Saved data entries
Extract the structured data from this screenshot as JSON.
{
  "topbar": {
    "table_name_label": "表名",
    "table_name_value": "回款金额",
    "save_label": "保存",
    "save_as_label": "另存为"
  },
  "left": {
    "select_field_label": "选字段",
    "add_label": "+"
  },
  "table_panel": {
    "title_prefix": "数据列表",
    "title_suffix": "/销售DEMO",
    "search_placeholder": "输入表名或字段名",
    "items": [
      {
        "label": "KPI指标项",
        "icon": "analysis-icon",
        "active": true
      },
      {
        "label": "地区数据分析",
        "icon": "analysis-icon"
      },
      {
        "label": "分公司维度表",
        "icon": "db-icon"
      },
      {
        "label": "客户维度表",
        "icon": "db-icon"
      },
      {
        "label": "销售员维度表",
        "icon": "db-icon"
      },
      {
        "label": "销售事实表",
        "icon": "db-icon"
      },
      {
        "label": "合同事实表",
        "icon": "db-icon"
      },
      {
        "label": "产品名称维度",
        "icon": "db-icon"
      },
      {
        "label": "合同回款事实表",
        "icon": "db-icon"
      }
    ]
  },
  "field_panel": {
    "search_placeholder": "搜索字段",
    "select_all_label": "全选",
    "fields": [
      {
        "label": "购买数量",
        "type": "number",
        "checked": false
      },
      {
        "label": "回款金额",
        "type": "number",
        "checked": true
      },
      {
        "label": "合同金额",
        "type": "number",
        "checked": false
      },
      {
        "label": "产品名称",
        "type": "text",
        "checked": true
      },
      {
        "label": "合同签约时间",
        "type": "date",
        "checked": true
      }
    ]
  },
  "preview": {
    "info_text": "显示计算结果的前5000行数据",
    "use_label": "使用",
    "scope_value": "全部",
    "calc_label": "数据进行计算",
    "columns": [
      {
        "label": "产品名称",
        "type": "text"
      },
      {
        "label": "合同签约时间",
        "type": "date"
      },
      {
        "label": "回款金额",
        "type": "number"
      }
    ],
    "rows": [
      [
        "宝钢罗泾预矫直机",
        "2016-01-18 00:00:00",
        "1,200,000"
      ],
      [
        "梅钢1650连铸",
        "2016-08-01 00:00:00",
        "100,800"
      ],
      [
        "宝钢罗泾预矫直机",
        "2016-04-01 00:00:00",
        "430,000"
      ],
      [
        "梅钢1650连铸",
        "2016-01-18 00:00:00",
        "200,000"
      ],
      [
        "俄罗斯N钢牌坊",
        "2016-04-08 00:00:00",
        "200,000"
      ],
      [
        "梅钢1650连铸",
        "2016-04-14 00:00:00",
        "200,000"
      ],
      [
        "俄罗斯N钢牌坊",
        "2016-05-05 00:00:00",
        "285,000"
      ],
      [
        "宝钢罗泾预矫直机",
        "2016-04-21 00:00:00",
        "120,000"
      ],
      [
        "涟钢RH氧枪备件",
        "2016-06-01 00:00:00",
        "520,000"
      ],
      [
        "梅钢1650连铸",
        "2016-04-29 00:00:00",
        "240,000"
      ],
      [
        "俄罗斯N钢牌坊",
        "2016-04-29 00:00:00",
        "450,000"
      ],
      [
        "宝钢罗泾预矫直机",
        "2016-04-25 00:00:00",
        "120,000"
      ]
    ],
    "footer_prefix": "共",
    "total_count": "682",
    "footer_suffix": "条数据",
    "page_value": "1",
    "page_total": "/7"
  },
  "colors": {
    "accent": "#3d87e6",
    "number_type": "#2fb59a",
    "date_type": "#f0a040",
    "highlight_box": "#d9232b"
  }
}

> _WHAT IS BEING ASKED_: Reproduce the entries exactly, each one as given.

> _ANSWER FOR THE TASK_:
Extract the structured data from this screenshot as JSON.
{
  "topbar": {
    "table_name_label": "表名",
    "table_name_value": "回款金额",
    "save_label": "保存",
    "save_as_label": "另存为"
  },
  "left": {
    "select_field_label": "选字段",
    "add_label": "+"
  },
  "table_panel": {
    "title_prefix": "数据列表",
    "title_suffix": "/销售DEMO",
    "search_placeholder": "输入表名或字段名",
    "items": [
      {
        "label": "KPI指标项",
        "icon": "analysis-icon",
        "active": true
      },
      {
        "label": "地区数据分析",
        "icon": "analysis-icon"
      },
      {
        "label": "分公司维度表",
        "icon": "db-icon"
      },
      {
        "label": "客户维度表",
        "icon": "db-icon"
      },
      {
        "label": "销售员维度表",
        "icon": "db-icon"
      },
      {
        "label": "销售事实表",
        "icon": "db-icon"
      },
      {
        "label": "合同事实表",
        "icon": "db-icon"
      },
      {
        "label": "产品名称维度",
        "icon": "db-icon"
      },
      {
        "label": "合同回款事实表",
        "icon": "db-icon"
      }
    ]
  },
  "field_panel": {
    "search_placeholder": "搜索字段",
    "select_all_label": "全选",
    "fields": [
      {
        "label": "购买数量",
        "type": "number",
        "checked": false
      },
      {
        "label": "回款金额",
        "type": "number",
        "checked": true
      },
      {
        "label": "合同金额",
        "type": "number",
        "checked": false
      },
      {
        "label": "产品名称",
        "type": "text",
        "checked": true
      },
      {
        "label": "合同签约时间",
        "type": "date",
        "checked": true
      }
    ]
  },
  "preview": {
    "info_text": "显示计算结果的前5000行数据",
    "use_label": "使用",
    "scope_value": "全部",
    "calc_label": "数据进行计算",
    "columns": [
      {
        "label": "产品名称",
        "type": "text"
      },
      {
        "label": "合同签约时间",
        "type": "date"
      },
      {
        "label": "回款金额",
        "type": "number"
      }
    ],
    "rows": [
      [
        "宝钢罗泾预矫直机",
        "2016-01-18 00:00:00",
        "1,200,000"
      ],
      [
        "梅钢1650连铸",
        "2016-08-01 00:00:00",
        "100,800"
      ],
      [
        "宝钢罗泾预矫直机",
        "2016-04-01 00:00:00",
        "430,000"
      ],
      [
        "梅钢1650连铸",
        "2016-01-18 00:00:00",
        "200,000"
      ],
      [
        "俄罗斯N钢牌坊",
        "2016-04-08 00:00:00",
        "200,000"
      ],
      [
        "梅钢1650连铸",
        "2016-04-14 00:00:00",
        "200,000"
      ],
      [
        "俄罗斯N钢牌坊",
        "2016-05-05 00:00:00",
        "285,000"
      ],
      [
        "宝钢罗泾预矫直机",
        "2016-04-21 00:00:00",
        "120,000"
      ],
      [
        "涟钢RH氧枪备件",
        "2016-06-01 00:00:00",
        "520,000"
      ],
      [
        "梅钢1650连铸",
        "2016-04-29 00:00:00",
        "240,000"
      ],
      [
        "俄罗斯N钢牌坊",
        "2016-04-29 00:00:00",
        "450,000"
      ],
      [
        "宝钢罗泾预矫直机",
        "2016-04-25 00:00:00",
        "120,000"
      ]
    ],
    "footer_prefix": "共",
    "total_count": "682",
    "footer_suffix": "条数据",
    "page_value": "1",
    "page_total": "/7"
  },
  "colors": {
    "accent": "#3d87e6",
    "number_type": "#2fb59a",
    "date_type": "#f0a040",
    "highlight_box": "#d9232b"
  }
}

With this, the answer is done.